**What is required**.
Give back all of the records, exactly and completely.

**Input**.
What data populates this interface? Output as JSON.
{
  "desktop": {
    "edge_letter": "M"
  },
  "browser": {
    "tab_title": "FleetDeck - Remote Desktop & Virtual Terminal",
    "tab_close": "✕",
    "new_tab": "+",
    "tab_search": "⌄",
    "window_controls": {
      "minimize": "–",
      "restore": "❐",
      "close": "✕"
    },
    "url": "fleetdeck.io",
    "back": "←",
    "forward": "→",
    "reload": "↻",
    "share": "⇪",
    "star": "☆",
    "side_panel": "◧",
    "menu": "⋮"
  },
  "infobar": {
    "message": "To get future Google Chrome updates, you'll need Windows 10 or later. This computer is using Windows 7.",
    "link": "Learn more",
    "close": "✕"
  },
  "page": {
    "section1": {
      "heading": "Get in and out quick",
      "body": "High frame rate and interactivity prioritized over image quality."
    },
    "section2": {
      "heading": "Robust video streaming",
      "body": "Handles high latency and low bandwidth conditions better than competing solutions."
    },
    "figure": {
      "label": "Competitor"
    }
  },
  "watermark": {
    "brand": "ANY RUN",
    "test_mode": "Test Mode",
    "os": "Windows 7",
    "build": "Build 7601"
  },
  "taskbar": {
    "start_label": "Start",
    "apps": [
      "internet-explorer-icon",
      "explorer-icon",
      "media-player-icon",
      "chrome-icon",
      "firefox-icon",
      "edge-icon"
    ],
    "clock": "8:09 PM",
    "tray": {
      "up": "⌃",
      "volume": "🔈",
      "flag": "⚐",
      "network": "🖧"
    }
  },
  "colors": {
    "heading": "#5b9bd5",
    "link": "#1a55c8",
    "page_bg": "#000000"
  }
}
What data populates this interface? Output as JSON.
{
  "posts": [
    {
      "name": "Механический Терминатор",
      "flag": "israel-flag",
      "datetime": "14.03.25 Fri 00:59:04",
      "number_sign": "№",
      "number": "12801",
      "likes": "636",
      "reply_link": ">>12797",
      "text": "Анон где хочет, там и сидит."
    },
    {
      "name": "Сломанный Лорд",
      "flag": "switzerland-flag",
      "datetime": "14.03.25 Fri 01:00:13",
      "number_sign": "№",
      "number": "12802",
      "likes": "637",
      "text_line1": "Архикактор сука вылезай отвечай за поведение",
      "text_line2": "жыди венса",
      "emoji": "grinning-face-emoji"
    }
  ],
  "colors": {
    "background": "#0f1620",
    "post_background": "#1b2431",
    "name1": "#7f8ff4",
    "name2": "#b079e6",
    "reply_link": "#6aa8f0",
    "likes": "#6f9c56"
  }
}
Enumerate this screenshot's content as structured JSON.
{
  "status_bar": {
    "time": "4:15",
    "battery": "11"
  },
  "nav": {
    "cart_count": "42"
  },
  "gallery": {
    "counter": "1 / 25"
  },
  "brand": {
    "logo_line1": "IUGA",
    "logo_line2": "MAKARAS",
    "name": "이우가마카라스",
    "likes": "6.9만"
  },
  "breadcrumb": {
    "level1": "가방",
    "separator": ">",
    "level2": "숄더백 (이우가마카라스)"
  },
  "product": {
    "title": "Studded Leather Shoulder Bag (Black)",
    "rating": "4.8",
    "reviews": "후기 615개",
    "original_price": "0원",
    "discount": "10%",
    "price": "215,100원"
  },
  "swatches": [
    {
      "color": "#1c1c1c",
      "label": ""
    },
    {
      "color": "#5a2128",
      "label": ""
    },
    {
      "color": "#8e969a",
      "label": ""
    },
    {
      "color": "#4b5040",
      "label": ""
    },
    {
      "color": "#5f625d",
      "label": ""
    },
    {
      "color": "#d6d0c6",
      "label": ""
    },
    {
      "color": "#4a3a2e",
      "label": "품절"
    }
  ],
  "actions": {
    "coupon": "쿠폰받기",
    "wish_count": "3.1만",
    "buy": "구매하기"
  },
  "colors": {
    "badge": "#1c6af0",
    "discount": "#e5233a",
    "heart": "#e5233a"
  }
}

**Answer space**.
What data populates this interface? Output as JSON.
{
  "desktop": {
    "edge_letter": "M"
  },
  "browser": {
    "tab_title": "FleetDeck - Remote Desktop & Virtual Terminal",
    "tab_close": "✕",
    "new_tab": "+",
    "tab_search": "⌄",
    "window_controls": {
      "minimize": "–",
      "restore": "❐",
      "close": "✕"
    },
    "url": "fleetdeck.io",
    "back": "←",
    "forward": "→",
    "reload": "↻",
    "share": "⇪",
    "star": "☆",
    "side_panel": "◧",
    "menu": "⋮"
  },
  "infobar": {
    "message": "To get future Google Chrome updates, you'll need Windows 10 or later. This computer is using Windows 7.",
    "link": "Learn more",
    "close": "✕"
  },
  "page": {
    "section1": {
      "heading": "Get in and out quick",
      "body": "High frame rate and interactivity prioritized over image quality."
    },
    "section2": {
      "heading": "Robust video streaming",
      "body": "Handles high latency and low bandwidth conditions better than competing solutions."
    },
    "figure": {
      "label": "Competitor"
    }
  },
  "watermark": {
    "brand": "ANY RUN",
    "test_mode": "Test Mode",
    "os": "Windows 7",
    "build": "Build 7601"
  },
  "taskbar": {
    "start_label": "Start",
    "apps": [
      "internet-explorer-icon",
      "explorer-icon",
      "media-player-icon",
      "chrome-icon",
      "firefox-icon",
      "edge-icon"
    ],
    "clock": "8:09 PM",
    "tray": {
      "up": "⌃",
      "volume": "🔈",
      "flag": "⚐",
      "network": "🖧"
    }
  },
  "colors": {
    "heading": "#5b9bd5",
    "link": "#1a55c8",
    "page_bg": "#000000"
  }
}
What data populates this interface? Output as JSON.
{
  "posts": [
    {
      "name": "Механический Терминатор",
      "flag": "israel-flag",
      "datetime": "14.03.25 Fri 00:59:04",
      "number_sign": "№",
      "number": "12801",
      "likes": "636",
      "reply_link": ">>12797",
      "text": "Анон где хочет, там и сидит."
    },
    {
      "name": "Сломанный Лорд",
      "flag": "switzerland-flag",
      "datetime": "14.03.25 Fri 01:00:13",
      "number_sign": "№",
      "number": "12802",
      "likes": "637",
      "text_line1": "Архикактор сука вылезай отвечай за поведение",
      "text_line2": "жыди венса",
      "emoji": "grinning-face-emoji"
    }
  ],
  "colors": {
    "background": "#0f1620",
    "post_background": "#1b2431",
    "name1": "#7f8ff4",
    "name2": "#b079e6",
    "reply_link": "#6aa8f0",
    "likes": "#6f9c56"
  }
}
Enumerate this screenshot's content as structured JSON.
{
  "status_bar": {
    "time": "4:15",
    "battery": "11"
  },
  "nav": {
    "cart_count": "42"
  },
  "gallery": {
    "counter": "1 / 25"
  },
  "brand": {
    "logo_line1": "IUGA",
    "logo_line2": "MAKARAS",
    "name": "이우가마카라스",
    "likes": "6.9만"
  },
  "breadcrumb": {
    "level1": "가방",
    "separator": ">",
    "level2": "숄더백 (이우가마카라스)"
  },
  "product": {
    "title": "Studded Leather Shoulder Bag (Black)",
    "rating": "4.8",
    "reviews": "후기 615개",
    "original_price": "0원",
    "discount": "10%",
    "price": "215,100원"
  },
  "swatches": [
    {
      "color": "#1c1c1c",
      "label": ""
    },
    {
      "color": "#5a2128",
      "label": ""
    },
    {
      "color": "#8e969a",
      "label": ""
    },
    {
      "color": "#4b5040",
      "label": ""
    },
    {
      "color": "#5f625d",
      "label": ""
    },
    {
      "color": "#d6d0c6",
      "label": ""
    },
    {
      "color": "#4a3a2e",
      "label": "품절"
    }
  ],
  "actions": {
    "coupon": "쿠폰받기",
    "wish_count": "3.1만",
    "buy": "구매하기"
  },
  "colors": {
    "badge": "#1c6af0",
    "discount": "#e5233a",
    "heart": "#e5233a"
  }
}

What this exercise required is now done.